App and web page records

□ □ □

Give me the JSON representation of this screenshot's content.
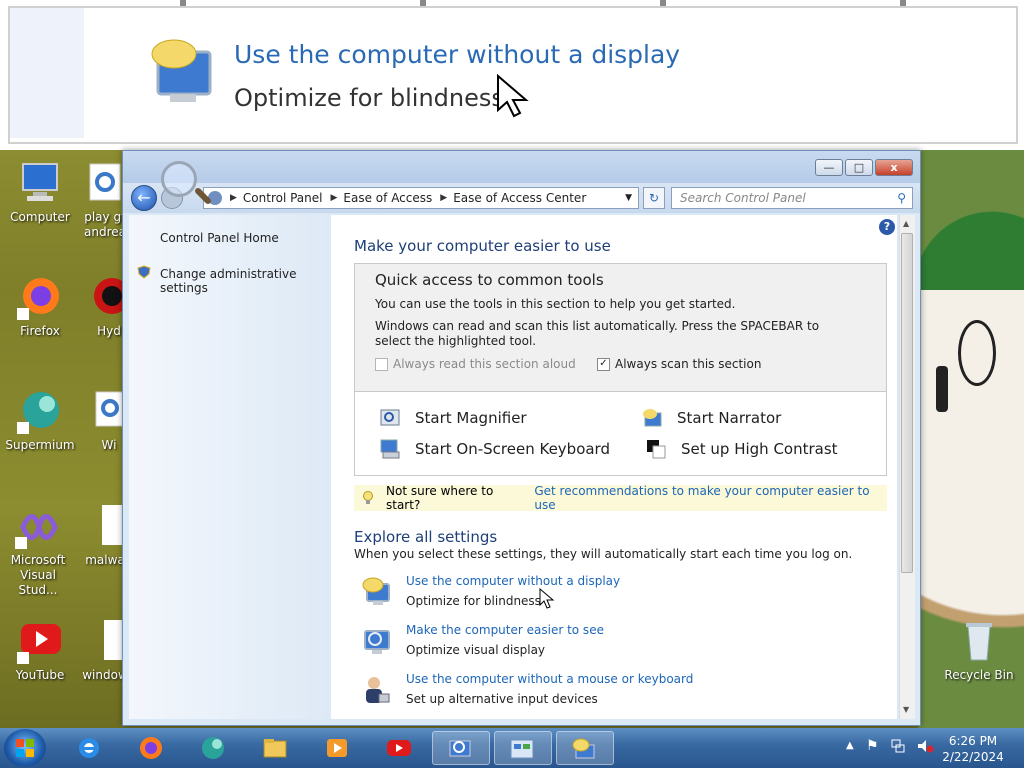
{
  "magnifier": {
    "link": "Use the computer without a display",
    "sub": "Optimize for blindness"
  },
  "desktop_icons": [
    {
      "label": "Computer"
    },
    {
      "label": "play gt andrea"
    },
    {
      "label": "Firefox"
    },
    {
      "label": "Hyd"
    },
    {
      "label": "Supermium"
    },
    {
      "label": "Wi"
    },
    {
      "label": "Microsoft Visual Stud..."
    },
    {
      "label": "malwa"
    },
    {
      "label": "YouTube"
    },
    {
      "label": "window"
    },
    {
      "label": "Recycle Bin"
    }
  ],
  "window": {
    "buttons": {
      "minimize": "—",
      "maximize": "□",
      "close": "x"
    },
    "breadcrumb": [
      "Control Panel",
      "Ease of Access",
      "Ease of Access Center"
    ],
    "search_placeholder": "Search Control Panel",
    "left_pane": {
      "home": "Control Panel Home",
      "admin": "Change administrative settings"
    },
    "heading": "Make your computer easier to use",
    "quick_access": {
      "title": "Quick access to common tools",
      "line1": "You can use the tools in this section to help you get started.",
      "line2": "Windows can read and scan this list automatically.  Press the SPACEBAR to select the highlighted tool.",
      "read_aloud": {
        "label": "Always read this section aloud",
        "checked": false
      },
      "scan": {
        "label": "Always scan this section",
        "checked": true
      }
    },
    "tools": {
      "magnifier": "Start Magnifier",
      "narrator": "Start Narrator",
      "keyboard": "Start On-Screen Keyboard",
      "contrast": "Set up High Contrast"
    },
    "tip": {
      "text": "Not sure where to start?",
      "link": "Get recommendations to make your computer easier to use"
    },
    "explore": {
      "title": "Explore all settings",
      "subtitle": "When you select these settings, they will automatically start each time you log on.",
      "items": [
        {
          "link": "Use the computer without a display",
          "desc": "Optimize for blindness"
        },
        {
          "link": "Make the computer easier to see",
          "desc": "Optimize visual display"
        },
        {
          "link": "Use the computer without a mouse or keyboard",
          "desc": "Set up alternative input devices"
        }
      ]
    }
  },
  "taskbar": {
    "time": "6:26 PM",
    "date": "2/22/2024"
  }
}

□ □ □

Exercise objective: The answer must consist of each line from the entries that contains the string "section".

Answer area:
      "line1": "You can use the tools in this section to help you get started.",
        "label": "Always read this section aloud",
        "label": "Always scan this section",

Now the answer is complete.